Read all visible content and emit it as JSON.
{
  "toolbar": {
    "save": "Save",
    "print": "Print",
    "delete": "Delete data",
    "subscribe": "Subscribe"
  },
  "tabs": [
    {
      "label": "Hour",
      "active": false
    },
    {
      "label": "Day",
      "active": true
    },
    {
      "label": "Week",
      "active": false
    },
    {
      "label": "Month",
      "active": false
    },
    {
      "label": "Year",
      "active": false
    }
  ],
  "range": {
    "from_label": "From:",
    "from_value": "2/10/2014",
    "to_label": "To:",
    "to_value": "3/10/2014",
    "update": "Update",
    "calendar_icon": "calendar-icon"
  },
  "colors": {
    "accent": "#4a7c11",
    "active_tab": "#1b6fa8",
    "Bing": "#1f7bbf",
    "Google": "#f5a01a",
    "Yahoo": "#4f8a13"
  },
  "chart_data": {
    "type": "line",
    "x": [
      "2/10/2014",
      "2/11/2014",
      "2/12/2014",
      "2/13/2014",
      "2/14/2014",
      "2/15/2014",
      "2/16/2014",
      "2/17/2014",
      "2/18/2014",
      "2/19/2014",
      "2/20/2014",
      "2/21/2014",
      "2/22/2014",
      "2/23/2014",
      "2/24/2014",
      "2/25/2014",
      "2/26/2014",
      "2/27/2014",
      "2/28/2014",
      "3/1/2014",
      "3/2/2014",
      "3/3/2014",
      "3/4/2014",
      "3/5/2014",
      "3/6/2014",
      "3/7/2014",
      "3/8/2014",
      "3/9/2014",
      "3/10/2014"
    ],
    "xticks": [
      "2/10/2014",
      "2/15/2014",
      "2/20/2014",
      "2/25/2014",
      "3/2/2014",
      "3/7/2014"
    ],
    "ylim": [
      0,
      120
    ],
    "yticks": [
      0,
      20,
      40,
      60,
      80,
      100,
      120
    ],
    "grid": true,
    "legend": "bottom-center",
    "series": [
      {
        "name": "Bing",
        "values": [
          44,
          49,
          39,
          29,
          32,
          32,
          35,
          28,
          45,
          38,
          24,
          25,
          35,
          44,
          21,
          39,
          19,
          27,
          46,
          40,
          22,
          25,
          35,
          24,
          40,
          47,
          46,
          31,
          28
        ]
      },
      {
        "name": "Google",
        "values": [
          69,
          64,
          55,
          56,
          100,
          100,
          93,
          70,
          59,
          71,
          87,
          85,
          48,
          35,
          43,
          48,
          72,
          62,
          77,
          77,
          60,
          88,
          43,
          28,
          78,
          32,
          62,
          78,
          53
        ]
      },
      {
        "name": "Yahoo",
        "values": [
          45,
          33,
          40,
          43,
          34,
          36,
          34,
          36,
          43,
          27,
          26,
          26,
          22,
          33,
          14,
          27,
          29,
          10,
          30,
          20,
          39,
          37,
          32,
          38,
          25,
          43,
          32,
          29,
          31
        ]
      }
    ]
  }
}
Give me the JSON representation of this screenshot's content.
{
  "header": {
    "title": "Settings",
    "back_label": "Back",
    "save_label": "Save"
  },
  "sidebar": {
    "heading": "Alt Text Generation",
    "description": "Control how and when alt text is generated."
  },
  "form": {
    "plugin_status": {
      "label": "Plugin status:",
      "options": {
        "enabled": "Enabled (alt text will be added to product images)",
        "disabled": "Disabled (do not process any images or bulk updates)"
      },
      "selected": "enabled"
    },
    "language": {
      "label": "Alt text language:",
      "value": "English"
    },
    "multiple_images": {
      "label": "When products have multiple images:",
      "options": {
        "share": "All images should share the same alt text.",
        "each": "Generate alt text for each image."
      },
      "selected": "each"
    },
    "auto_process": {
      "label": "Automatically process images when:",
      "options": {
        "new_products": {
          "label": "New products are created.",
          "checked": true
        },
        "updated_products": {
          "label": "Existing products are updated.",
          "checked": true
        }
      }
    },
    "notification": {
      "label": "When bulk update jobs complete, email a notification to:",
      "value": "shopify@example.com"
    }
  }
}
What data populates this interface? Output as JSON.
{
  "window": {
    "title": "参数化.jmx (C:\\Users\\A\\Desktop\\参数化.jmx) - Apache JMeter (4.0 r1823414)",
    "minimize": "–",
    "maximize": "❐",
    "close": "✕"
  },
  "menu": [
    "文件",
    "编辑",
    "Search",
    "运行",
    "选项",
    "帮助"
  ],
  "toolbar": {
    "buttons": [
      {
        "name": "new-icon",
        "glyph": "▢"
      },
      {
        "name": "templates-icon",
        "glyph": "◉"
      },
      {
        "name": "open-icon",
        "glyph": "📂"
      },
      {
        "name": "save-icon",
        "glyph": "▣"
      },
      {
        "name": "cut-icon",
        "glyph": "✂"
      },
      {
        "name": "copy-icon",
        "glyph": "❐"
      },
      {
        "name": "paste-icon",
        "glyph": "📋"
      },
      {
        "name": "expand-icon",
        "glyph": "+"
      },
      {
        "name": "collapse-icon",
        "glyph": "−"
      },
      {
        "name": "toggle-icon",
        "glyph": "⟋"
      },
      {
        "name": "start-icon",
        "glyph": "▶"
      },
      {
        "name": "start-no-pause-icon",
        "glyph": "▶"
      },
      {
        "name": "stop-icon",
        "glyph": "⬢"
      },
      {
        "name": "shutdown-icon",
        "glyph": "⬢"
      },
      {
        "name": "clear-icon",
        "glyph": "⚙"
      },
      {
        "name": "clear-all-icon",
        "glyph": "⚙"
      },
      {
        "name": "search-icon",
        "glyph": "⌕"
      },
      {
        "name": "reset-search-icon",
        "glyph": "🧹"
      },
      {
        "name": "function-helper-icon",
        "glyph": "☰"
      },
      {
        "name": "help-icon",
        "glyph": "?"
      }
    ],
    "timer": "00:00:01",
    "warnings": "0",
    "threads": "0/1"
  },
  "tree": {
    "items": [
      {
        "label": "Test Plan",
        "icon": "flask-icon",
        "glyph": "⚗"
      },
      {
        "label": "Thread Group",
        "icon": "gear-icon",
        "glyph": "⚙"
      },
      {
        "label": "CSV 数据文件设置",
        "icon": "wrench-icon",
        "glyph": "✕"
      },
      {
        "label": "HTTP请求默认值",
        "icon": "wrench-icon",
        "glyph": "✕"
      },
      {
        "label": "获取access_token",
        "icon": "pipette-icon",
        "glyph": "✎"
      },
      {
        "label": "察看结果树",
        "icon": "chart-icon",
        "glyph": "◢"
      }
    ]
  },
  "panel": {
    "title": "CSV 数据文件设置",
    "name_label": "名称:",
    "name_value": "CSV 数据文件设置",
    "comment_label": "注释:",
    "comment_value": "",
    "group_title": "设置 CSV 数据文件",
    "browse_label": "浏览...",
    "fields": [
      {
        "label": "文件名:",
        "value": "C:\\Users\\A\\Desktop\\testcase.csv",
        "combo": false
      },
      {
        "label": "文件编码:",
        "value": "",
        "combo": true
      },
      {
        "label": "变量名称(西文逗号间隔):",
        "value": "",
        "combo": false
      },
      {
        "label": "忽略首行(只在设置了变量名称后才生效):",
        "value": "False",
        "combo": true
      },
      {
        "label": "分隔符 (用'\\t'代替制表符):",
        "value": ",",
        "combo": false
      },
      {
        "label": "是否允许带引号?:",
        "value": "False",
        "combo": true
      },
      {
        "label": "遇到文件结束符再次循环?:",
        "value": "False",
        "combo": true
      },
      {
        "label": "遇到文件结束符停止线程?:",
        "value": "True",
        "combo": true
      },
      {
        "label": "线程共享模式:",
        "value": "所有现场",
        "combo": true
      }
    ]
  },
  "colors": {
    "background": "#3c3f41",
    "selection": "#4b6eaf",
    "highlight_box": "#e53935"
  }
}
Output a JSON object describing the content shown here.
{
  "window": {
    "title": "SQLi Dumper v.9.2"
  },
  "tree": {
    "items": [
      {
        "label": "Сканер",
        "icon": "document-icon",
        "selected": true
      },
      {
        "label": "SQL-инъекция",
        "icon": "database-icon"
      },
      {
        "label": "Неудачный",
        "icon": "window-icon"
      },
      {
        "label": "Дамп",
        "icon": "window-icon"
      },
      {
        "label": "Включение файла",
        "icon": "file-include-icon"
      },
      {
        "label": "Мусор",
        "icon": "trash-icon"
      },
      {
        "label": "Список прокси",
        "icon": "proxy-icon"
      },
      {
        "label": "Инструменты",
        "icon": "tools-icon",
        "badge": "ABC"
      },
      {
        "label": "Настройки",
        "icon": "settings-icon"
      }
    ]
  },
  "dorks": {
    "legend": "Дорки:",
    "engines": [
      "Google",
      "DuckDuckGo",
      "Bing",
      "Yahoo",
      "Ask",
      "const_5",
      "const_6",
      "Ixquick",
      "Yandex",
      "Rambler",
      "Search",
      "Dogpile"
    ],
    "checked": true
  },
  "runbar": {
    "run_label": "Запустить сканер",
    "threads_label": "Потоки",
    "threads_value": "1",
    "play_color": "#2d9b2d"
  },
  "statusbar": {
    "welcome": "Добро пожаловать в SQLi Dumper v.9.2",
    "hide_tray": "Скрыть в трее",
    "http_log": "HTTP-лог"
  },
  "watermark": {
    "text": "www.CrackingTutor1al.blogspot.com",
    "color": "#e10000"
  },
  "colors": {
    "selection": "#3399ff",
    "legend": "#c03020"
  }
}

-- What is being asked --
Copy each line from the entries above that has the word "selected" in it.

-- Task result --
      "selected": "enabled"
      "selected": "each"
        "selected": true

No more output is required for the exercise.